The Chief (tm) is gonna go out on a limb here and say that they don't do things that way in those other places. Because maybe they realize that the downtime has such a negative impact on the populace and the society. And as a result, they don't budget to allow so long to fix that the "temporary" changes become practically permanent: new paving, new road stripes, concrete guardrails, etc., and the massive backups that result, every single day, whether "work" is being done or not. Nope! Can't do that here! That would cost more! And that would take away from what percentage can be paid out in the form of graft for everyone up the line.

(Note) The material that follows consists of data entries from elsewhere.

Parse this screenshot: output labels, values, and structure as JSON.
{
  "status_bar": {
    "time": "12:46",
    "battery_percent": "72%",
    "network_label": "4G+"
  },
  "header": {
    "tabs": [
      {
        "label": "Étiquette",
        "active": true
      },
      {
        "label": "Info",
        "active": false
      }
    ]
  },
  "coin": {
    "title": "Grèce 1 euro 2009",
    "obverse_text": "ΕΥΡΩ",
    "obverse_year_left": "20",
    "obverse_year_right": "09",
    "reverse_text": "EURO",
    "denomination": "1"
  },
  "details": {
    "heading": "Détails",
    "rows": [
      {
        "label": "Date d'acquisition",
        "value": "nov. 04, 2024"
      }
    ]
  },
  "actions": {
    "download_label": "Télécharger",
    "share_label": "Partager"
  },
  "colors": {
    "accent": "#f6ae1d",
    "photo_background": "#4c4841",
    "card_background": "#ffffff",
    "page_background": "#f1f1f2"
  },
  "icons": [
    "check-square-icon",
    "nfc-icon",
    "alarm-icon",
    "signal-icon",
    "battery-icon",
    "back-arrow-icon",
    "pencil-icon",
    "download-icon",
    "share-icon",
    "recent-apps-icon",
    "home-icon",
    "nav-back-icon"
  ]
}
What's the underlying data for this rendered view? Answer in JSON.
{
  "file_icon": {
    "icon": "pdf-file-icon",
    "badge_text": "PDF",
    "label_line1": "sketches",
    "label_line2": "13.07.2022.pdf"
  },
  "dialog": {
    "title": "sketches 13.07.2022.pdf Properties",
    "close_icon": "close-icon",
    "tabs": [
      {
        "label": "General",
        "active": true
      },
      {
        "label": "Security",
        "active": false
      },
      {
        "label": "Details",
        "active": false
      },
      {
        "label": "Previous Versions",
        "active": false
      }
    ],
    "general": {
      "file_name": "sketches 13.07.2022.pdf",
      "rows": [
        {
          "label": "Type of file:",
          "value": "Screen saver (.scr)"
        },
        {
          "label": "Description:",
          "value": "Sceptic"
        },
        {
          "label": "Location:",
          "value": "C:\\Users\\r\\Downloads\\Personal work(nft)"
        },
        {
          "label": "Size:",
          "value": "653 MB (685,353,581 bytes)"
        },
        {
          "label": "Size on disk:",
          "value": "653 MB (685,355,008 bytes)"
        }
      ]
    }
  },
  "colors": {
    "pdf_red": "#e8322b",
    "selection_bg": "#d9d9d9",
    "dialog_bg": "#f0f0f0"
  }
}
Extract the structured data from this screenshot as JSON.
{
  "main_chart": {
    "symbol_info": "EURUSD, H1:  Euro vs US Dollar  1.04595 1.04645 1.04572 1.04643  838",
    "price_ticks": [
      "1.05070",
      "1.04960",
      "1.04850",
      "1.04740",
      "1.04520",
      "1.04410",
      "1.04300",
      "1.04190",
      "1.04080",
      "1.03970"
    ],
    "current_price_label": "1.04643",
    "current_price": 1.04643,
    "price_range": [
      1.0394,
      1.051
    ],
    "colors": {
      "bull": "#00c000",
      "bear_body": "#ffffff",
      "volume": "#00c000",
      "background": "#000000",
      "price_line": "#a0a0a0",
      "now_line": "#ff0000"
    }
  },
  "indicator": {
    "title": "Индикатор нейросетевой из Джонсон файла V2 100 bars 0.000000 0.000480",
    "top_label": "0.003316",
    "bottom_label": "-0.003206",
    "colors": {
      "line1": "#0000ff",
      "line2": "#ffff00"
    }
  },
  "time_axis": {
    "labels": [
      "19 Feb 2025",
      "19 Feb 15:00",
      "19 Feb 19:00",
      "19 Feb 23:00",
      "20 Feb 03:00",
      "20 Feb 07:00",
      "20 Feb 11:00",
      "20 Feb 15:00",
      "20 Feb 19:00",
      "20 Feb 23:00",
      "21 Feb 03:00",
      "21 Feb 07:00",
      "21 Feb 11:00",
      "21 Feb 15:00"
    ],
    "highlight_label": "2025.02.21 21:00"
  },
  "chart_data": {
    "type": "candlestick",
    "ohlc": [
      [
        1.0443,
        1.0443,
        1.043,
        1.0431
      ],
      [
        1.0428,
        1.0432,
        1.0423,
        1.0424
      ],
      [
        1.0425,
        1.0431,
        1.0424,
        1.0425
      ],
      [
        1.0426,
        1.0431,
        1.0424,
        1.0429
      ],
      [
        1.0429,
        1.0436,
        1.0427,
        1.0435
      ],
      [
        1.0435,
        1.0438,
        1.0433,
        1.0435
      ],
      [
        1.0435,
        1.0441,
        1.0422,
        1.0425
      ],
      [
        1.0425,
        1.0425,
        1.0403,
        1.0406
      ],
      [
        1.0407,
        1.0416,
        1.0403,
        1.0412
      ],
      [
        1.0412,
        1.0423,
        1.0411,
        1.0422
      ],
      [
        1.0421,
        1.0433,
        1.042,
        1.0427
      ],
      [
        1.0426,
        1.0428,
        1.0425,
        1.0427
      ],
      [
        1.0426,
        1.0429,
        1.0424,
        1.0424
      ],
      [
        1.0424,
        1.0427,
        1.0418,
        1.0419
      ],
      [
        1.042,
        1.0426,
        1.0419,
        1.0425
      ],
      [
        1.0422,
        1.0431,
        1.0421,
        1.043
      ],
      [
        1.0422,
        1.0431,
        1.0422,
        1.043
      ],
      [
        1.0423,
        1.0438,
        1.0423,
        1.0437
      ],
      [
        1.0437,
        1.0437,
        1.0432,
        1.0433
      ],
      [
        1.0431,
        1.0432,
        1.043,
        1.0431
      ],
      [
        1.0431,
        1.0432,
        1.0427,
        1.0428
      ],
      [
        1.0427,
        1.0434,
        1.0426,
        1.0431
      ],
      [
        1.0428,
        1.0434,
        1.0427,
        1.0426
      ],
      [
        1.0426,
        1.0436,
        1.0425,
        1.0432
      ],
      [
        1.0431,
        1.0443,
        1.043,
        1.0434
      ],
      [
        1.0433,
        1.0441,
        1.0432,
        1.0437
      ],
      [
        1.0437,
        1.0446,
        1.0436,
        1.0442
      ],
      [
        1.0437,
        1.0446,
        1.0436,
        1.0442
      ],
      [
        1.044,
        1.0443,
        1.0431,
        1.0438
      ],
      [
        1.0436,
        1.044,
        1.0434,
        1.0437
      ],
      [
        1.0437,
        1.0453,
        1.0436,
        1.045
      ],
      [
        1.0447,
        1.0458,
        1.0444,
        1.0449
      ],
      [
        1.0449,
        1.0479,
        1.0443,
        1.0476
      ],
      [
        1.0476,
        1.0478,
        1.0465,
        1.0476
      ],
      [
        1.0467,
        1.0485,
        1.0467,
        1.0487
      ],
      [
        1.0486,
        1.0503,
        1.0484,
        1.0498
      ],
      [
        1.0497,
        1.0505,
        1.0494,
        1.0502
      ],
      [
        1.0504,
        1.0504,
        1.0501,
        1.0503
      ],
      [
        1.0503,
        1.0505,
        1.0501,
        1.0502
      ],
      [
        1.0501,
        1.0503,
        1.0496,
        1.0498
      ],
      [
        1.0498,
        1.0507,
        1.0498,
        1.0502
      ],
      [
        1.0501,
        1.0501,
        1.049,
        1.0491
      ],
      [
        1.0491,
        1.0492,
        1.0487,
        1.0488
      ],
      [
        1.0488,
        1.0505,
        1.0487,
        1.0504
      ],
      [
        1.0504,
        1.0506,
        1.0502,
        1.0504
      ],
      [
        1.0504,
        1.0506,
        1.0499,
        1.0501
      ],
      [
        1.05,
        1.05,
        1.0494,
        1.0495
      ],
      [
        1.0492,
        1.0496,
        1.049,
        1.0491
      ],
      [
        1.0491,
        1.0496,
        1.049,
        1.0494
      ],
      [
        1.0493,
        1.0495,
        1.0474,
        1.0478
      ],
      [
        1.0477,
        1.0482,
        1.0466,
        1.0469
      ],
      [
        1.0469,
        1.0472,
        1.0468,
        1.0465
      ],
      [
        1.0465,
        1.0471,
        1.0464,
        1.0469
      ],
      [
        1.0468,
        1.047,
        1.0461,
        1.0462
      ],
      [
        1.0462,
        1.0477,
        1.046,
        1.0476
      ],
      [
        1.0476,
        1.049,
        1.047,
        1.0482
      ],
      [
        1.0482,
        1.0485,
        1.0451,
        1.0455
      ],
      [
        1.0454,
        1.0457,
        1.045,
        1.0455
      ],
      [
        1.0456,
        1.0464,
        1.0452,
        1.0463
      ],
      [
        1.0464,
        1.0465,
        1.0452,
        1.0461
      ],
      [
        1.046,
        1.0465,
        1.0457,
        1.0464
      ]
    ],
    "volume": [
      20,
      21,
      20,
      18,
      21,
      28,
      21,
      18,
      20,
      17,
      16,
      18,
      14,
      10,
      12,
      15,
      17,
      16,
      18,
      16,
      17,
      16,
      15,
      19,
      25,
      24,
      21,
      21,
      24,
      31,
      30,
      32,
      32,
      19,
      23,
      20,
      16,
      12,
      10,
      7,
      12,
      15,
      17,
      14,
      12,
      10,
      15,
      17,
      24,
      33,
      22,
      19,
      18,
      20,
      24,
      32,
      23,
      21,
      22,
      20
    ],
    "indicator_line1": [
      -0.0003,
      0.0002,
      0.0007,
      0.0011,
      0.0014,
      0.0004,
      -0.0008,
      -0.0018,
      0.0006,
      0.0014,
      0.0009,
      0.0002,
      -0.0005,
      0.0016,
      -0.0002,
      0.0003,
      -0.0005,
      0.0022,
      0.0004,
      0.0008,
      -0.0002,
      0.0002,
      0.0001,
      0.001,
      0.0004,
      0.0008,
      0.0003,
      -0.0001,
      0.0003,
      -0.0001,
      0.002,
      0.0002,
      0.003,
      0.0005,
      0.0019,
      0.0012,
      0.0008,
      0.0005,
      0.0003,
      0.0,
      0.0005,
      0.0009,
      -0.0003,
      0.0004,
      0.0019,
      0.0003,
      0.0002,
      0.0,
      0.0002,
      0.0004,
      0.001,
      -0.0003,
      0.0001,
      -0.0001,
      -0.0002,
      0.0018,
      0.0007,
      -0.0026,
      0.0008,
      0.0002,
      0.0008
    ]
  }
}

Then there are the "construction" zones themselves -- sometimes VERY dicey to drive through, especially for the big rigs. Narrow, uneven, and/or poorly-marked lanes. Lanes which tilt drastically to the side. Lanes which "borrow" the erstwhile breakdown lane and which are in horribly bumpy condition. You can easily see the places where the "temporary" concrete guardrails are all banged-up by the trucks which haven't quite made it past them. And just last week there was news that Indiana was going to have to re-visit a zone on I-70 in the western part of the state, where they've had an inordinate number of crashes. Well, lemme tell ya, The Chief (tm) has been through that spot and it is BAD NEWS...and that's in the dry, during the day. Night time, rainy weather, must be unimaginable. Too bad there have had to be crashes, injuries, and yes, even deaths, for them to tighten it up.

'Course, sittin' up high in the International ProStar+ Eagle with the A/C running, one hand on the audio controls and the other standing ready to trigger the air horn at any moment and for any reason, it ain't that bad, provided you get through it all in one piece.

So there you have it! It's a thrill a minute, as the ads for the Circle Line used to say. It ain't for everyone and it ain't even for The Chief (tm) for forever. But it'll pass the time well enough until next summer rolls around again, for which the plan is to head back up to Alas-ker. After that the crystal ball gets a little cloudy, so why bother with all that fancy speculatin'?

All for now, gang, all for now. Hope all is well and feel free to drop a line at any time. The Chief (tm) will do his best to respond at the first opportunity! TTFN!

-- Sincerely,
The Chief (tm)
a.k.a. The Pacific Standard (tm)